### TASK INSTRUCTIONS
Every entry needs to be reproduced exactly.

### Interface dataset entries
·····
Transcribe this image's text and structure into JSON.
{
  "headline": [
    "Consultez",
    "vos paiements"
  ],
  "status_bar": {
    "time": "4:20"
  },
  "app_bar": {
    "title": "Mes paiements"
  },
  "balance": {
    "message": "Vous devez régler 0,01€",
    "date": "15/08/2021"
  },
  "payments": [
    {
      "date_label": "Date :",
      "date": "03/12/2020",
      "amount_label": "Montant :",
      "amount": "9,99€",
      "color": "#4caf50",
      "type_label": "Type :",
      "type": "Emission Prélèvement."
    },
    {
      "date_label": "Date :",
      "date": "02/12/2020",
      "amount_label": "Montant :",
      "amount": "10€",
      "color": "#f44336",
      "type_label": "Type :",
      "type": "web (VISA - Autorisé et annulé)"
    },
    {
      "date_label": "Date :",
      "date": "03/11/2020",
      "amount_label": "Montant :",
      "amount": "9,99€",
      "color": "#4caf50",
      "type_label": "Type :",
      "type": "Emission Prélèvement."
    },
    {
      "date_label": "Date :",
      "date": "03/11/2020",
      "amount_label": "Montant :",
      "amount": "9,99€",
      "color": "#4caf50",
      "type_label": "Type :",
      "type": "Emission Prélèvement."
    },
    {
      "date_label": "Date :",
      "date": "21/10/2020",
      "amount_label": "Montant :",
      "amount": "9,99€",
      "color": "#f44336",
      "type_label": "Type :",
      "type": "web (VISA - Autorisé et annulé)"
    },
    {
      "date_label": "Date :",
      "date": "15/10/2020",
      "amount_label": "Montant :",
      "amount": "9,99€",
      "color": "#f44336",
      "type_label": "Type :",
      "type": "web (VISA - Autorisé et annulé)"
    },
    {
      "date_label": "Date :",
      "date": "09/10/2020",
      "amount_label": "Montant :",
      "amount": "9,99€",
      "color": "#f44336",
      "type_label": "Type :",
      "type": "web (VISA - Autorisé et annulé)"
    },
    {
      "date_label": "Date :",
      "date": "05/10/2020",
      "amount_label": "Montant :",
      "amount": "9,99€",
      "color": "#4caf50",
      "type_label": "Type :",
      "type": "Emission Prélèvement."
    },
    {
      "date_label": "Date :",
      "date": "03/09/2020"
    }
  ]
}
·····
### RESPONSE
Transcribe this image's text and structure into JSON.
{
  "headline": [
    "Consultez",
    "vos paiements"
  ],
  "status_bar": {
    "time": "4:20"
  },
  "app_bar": {
    "title": "Mes paiements"
  },
  "balance": {
    "message": "Vous devez régler 0,01€",
    "date": "15/08/2021"
  },
  "payments": [
    {
      "date_label": "Date :",
      "date": "03/12/2020",
      "amount_label": "Montant :",
      "amount": "9,99€",
      "color": "#4caf50",
      "type_label": "Type :",
      "type": "Emission Prélèvement."
    },
    {
      "date_label": "Date :",
      "date": "02/12/2020",
      "amount_label": "Montant :",
      "amount": "10€",
      "color": "#f44336",
      "type_label": "Type :",
      "type": "web (VISA - Autorisé et annulé)"
    },
    {
      "date_label": "Date :",
      "date": "03/11/2020",
      "amount_label": "Montant :",
      "amount": "9,99€",
      "color": "#4caf50",
      "type_label": "Type :",
      "type": "Emission Prélèvement."
    },
    {
      "date_label": "Date :",
      "date": "03/11/2020",
      "amount_label": "Montant :",
      "amount": "9,99€",
      "color": "#4caf50",
      "type_label": "Type :",
      "type": "Emission Prélèvement."
    },
    {
      "date_label": "Date :",
      "date": "21/10/2020",
      "amount_label": "Montant :",
      "amount": "9,99€",
      "color": "#f44336",
      "type_label": "Type :",
      "type": "web (VISA - Autorisé et annulé)"
    },
    {
      "date_label": "Date :",
      "date": "15/10/2020",
      "amount_label": "Montant :",
      "amount": "9,99€",
      "color": "#f44336",
      "type_label": "Type :",
      "type": "web (VISA - Autorisé et annulé)"
    },
    {
      "date_label": "Date :",
      "date": "09/10/2020",
      "amount_label": "Montant :",
      "amount": "9,99€",
      "color": "#f44336",
      "type_label": "Type :",
      "type": "web (VISA - Autorisé et annulé)"
    },
    {
      "date_label": "Date :",
      "date": "05/10/2020",
      "amount_label": "Montant :",
      "amount": "9,99€",
      "color": "#4caf50",
      "type_label": "Type :",
      "type": "Emission Prélèvement."
    },
    {
      "date_label": "Date :",
      "date": "03/09/2020"
    }
  ]
}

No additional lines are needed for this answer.